How the Brain Categorizes, Memorizes, and Recognizes Own-Race and Other-Race Faces

 

Dr. Herzmann will present her and her students’ research on face processing focusing especially on the so-called “other-race effect,” the phenomenon that people process faces from their own race differently than from another race. The effect is very robust but can be diminished by extensive, personal experience with people from other races. Understanding the neural basis of the other-race effect can help find way to reduce the other-race effect and its influence on social interaction.

 

 

 

Professor Herzmann is Associate Professor of Psychology and Chair of Neuroscience, and advised on the development of this exhibition.

 

October 28th

6:30 pm - 8:00 pm

Duration: 1 hour, 30 minutes

Location:
Ebert Art Center 223

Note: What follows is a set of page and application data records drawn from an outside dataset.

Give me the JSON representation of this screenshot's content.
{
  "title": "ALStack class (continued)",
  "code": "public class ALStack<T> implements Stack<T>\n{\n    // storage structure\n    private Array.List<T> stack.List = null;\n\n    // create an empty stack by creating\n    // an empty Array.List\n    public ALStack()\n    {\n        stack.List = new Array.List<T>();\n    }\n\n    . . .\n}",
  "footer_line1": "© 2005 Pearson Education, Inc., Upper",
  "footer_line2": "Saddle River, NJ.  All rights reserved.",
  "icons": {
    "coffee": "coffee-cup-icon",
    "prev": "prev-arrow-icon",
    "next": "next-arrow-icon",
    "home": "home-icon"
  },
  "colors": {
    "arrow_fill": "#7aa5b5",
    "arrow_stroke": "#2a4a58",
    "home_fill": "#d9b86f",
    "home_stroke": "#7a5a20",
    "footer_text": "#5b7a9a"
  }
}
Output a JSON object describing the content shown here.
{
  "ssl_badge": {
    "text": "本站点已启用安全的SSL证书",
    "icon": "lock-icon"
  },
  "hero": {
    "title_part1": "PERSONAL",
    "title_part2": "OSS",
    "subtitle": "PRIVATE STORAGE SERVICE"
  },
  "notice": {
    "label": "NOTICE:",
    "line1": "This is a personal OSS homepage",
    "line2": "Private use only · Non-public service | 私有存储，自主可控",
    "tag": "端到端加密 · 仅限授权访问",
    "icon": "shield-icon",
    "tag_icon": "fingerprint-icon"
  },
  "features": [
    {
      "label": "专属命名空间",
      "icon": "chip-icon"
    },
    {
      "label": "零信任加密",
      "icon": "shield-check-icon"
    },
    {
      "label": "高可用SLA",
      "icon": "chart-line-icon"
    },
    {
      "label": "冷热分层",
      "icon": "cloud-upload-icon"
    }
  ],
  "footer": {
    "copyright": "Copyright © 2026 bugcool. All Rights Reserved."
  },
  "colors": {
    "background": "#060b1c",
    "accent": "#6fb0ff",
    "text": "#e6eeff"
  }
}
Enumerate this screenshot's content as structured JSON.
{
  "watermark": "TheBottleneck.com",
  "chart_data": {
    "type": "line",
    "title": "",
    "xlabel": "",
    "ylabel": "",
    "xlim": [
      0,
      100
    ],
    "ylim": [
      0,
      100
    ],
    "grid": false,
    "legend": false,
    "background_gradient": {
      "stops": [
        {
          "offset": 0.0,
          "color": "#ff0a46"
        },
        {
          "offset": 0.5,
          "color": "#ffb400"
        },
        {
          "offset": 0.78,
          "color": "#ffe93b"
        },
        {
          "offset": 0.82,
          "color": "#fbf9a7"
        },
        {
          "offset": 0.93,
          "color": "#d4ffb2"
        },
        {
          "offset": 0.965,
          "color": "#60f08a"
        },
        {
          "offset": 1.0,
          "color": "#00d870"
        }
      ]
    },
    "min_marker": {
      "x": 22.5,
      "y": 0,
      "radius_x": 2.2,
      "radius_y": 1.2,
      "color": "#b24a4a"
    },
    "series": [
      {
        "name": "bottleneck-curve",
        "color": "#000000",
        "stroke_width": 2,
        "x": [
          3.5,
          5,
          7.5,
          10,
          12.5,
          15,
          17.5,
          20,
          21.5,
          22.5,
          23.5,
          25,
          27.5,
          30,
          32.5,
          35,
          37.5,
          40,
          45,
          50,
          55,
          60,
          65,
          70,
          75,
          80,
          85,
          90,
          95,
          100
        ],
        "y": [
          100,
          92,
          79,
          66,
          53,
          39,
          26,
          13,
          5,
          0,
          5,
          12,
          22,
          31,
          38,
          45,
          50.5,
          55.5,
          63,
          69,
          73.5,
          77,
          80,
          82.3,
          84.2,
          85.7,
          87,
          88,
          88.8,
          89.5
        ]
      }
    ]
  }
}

2021-10-28 6:30:00 2021-10-28 8:00:00 America/New_York How the Brain Categorizes, Memorizes, and Recognizes Own-Race and Other-Race Faces

 

Dr. Herzmann will present her and her students’ research on face processing focusing especially on the so-called “other-race effect,” the phenomenon that people process faces from their own race differently than from another race. The effect is very robust but can be diminished by extensive, personal experience with people from other races. Understanding the neural basis of the other-race effect can help find way to reduce the other-race effect and its influence on social interaction.

 

 

 

Professor Herzmann is Associate Professor of Psychology and Chair of Neuroscience, and advised on the development of this exhibition.

 

Ebert Art Center 223